:: TRY IT ::
Lines containing the word "Only" are the ones to copy from the records below.

+++ DATASET RECORDS +++

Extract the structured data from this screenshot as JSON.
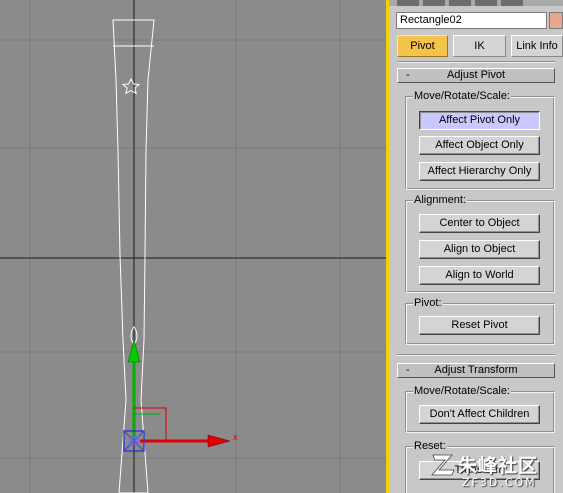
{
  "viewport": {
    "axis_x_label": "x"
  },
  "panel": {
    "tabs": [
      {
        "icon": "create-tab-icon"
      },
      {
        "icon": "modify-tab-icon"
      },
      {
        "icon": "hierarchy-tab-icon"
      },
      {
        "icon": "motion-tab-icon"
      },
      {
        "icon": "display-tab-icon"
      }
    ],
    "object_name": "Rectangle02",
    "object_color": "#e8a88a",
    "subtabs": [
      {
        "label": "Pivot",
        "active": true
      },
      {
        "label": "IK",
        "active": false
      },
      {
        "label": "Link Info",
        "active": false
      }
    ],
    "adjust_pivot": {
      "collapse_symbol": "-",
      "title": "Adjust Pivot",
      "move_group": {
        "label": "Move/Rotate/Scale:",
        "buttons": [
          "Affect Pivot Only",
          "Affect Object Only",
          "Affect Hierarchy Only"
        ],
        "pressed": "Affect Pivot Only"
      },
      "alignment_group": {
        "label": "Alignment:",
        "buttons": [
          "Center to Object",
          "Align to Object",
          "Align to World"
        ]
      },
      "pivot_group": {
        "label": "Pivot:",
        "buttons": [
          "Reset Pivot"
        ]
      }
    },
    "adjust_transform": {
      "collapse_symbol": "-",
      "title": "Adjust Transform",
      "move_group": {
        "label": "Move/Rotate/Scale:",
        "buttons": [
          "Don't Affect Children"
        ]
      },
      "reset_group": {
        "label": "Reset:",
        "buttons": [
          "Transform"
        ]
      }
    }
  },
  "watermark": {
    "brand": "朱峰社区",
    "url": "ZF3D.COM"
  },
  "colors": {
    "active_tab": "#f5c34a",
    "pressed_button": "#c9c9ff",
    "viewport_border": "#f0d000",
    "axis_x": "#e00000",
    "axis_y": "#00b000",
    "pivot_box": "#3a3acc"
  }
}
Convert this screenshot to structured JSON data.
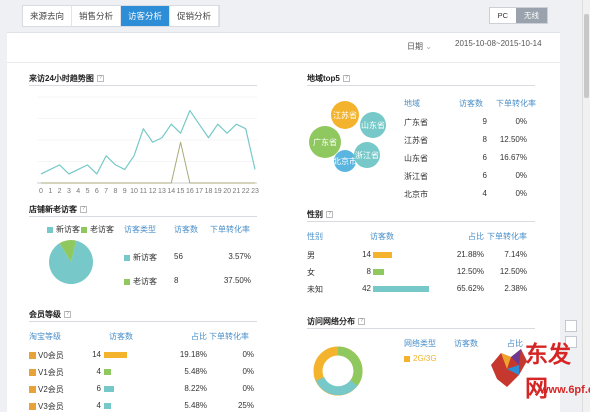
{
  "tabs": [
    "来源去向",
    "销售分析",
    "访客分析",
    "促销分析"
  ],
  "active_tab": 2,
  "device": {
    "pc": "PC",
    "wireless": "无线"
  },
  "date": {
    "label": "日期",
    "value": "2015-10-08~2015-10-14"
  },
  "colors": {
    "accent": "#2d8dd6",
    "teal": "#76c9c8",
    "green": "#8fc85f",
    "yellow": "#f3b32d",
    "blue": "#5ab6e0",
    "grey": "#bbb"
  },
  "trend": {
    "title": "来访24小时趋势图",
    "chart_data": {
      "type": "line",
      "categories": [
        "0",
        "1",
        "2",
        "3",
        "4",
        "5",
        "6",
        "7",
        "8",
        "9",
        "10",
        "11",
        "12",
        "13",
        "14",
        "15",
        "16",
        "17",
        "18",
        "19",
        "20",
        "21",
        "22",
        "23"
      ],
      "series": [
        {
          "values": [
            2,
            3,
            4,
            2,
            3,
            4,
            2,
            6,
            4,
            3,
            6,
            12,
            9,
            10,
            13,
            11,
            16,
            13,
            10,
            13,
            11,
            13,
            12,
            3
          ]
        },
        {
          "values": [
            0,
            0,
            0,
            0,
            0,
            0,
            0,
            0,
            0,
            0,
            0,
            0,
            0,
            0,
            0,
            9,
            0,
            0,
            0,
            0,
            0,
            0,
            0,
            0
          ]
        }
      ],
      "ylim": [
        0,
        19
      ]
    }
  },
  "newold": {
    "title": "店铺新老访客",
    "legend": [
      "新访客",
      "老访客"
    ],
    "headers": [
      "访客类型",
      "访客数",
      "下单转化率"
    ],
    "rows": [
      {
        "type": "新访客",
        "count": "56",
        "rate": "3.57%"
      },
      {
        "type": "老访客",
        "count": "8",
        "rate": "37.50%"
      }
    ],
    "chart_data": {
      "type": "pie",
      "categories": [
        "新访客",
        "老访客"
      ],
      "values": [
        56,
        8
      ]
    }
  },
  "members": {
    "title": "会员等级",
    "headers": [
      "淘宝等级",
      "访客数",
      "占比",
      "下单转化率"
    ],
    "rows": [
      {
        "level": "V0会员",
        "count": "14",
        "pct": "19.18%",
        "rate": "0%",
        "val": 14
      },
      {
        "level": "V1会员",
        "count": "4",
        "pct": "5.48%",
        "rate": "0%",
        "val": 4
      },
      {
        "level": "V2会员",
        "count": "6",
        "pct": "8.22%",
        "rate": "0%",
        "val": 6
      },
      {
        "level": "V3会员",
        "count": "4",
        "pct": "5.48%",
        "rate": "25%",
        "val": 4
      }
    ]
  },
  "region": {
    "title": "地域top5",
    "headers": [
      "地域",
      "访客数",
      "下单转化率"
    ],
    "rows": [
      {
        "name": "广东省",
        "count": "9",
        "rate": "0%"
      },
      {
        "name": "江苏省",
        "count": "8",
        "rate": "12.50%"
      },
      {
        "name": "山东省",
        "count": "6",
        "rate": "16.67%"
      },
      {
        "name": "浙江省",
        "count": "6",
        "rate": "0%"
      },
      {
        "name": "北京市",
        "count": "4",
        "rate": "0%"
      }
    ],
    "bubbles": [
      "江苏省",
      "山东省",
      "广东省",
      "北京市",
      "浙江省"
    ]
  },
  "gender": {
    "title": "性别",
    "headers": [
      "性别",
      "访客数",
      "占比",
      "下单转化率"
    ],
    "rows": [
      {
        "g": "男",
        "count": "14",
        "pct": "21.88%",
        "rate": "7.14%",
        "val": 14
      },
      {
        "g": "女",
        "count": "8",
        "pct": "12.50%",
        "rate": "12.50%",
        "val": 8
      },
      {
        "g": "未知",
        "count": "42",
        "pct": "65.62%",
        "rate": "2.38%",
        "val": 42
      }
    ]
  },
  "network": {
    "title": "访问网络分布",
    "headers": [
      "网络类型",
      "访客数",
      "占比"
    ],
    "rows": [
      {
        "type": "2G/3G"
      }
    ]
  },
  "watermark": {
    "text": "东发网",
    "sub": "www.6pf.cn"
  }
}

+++
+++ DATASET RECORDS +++

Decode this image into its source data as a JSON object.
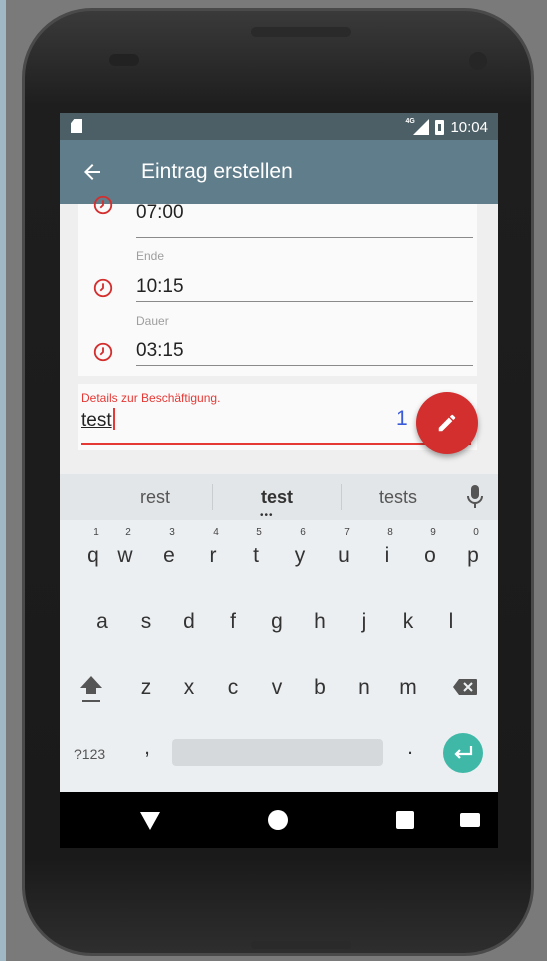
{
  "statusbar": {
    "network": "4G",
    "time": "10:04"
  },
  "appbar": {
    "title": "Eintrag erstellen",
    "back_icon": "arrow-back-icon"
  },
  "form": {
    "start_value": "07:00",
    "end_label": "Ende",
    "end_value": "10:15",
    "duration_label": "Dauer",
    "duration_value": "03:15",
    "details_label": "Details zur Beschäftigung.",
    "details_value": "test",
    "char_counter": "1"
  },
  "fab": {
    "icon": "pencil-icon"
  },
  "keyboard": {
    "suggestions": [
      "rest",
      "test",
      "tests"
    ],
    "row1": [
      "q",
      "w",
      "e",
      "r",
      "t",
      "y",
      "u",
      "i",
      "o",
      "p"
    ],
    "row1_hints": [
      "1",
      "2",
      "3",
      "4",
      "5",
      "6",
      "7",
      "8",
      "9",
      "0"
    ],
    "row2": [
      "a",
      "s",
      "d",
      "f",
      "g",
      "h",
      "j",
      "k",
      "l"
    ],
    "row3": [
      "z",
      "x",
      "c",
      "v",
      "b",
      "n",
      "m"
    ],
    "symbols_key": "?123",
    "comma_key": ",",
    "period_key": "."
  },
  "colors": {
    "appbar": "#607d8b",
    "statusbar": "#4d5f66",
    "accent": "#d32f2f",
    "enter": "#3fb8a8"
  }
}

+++
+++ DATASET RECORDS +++

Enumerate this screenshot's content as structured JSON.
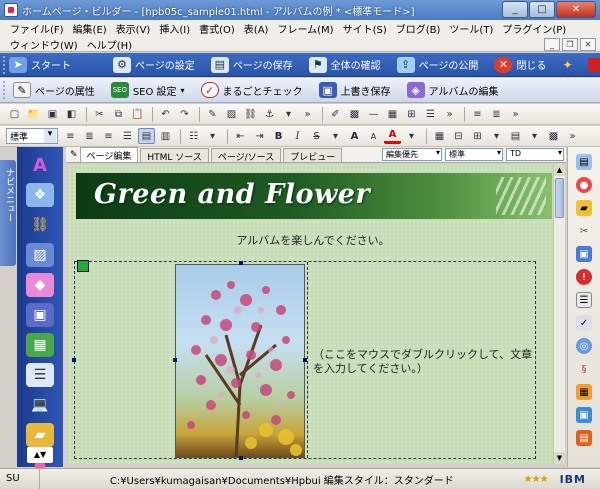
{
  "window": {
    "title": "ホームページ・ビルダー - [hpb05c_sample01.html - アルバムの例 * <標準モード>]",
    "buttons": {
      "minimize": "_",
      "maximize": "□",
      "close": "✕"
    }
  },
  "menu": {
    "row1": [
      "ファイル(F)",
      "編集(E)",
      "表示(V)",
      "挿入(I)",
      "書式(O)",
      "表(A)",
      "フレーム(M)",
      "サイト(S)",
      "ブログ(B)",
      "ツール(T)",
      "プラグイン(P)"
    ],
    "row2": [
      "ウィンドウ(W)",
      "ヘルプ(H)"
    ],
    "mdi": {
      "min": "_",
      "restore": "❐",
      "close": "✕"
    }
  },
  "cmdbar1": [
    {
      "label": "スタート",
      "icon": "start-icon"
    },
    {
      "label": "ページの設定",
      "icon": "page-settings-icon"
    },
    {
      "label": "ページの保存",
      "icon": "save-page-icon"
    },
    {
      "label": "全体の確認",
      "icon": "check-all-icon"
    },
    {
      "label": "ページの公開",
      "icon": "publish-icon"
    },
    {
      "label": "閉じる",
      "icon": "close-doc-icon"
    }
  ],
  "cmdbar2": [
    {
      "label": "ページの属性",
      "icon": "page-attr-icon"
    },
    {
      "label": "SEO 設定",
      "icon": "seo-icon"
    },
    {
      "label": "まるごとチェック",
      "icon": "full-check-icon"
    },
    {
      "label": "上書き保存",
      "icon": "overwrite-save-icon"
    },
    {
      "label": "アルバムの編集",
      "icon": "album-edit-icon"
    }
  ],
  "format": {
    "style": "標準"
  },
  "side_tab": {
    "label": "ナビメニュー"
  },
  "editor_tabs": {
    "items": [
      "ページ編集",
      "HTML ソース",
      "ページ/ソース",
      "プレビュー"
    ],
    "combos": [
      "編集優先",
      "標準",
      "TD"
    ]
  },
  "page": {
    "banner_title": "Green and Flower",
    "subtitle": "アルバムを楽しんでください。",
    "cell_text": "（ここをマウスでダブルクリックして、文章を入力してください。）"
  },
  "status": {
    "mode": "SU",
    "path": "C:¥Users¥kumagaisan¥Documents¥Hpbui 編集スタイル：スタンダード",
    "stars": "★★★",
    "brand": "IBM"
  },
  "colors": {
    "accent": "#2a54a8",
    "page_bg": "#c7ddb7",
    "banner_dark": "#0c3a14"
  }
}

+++

:: ANSWER FOR THE TASK ::
          "Affect Pivot Only",
          "Affect Object Only",
          "Affect Hierarchy Only"
        "pressed": "Affect Pivot Only"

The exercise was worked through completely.